- [Exercise prompt]: Locate every line in the records below that holds the word "background" and return each one.

App and web page records
--

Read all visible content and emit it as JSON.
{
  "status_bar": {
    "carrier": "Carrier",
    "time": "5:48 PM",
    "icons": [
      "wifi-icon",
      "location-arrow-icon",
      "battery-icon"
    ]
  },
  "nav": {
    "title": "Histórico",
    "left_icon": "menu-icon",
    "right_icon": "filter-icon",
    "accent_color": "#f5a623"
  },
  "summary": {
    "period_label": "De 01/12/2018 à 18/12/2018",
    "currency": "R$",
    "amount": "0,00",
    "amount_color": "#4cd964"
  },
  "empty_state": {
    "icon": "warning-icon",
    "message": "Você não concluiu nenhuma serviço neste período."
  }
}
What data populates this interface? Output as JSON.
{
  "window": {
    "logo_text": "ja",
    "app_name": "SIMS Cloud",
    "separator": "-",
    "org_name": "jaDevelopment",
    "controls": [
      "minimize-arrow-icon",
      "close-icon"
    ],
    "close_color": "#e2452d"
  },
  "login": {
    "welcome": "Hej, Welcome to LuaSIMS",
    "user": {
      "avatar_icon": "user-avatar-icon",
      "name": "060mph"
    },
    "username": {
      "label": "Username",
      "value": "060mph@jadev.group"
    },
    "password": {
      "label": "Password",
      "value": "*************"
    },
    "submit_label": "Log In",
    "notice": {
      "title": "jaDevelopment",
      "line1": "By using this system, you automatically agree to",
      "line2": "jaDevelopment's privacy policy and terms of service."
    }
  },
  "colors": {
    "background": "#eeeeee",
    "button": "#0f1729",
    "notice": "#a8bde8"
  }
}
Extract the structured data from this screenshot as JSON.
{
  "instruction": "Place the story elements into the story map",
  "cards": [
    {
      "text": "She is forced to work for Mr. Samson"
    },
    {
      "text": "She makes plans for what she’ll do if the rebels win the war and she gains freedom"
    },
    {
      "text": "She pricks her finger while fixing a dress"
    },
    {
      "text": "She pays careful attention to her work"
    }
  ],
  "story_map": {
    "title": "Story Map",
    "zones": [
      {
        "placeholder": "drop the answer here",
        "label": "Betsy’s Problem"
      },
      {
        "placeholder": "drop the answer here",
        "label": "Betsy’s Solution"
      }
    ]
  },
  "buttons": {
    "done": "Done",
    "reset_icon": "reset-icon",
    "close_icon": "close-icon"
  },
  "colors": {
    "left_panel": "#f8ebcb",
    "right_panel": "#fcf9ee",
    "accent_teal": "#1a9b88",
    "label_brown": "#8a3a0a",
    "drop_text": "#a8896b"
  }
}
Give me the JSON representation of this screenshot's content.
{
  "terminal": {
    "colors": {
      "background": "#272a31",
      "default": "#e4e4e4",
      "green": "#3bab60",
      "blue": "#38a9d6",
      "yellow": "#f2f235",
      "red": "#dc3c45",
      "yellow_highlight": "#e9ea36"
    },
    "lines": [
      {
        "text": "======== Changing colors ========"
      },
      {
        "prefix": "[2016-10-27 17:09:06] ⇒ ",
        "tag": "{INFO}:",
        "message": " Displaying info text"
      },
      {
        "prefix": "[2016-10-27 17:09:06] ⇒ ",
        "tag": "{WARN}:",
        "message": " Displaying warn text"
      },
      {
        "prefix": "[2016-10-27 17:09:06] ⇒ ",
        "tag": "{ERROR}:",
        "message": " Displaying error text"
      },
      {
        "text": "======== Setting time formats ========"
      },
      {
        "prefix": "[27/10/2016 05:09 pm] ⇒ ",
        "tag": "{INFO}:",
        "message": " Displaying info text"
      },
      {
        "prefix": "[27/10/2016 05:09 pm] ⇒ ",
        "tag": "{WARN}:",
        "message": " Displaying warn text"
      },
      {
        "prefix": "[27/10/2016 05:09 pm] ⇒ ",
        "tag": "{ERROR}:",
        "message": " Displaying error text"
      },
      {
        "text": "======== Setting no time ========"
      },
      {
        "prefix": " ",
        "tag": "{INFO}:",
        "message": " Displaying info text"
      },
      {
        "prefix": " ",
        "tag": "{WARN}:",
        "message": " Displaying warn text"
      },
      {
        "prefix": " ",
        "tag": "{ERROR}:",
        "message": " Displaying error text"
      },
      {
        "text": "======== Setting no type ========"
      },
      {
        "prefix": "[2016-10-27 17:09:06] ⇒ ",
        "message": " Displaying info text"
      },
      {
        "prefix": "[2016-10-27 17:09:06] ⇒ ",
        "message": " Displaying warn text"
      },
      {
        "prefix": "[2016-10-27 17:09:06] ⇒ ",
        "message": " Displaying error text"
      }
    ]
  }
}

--

- [Task result]:
    "background": "#eeeeee",
      "background": "#272a31",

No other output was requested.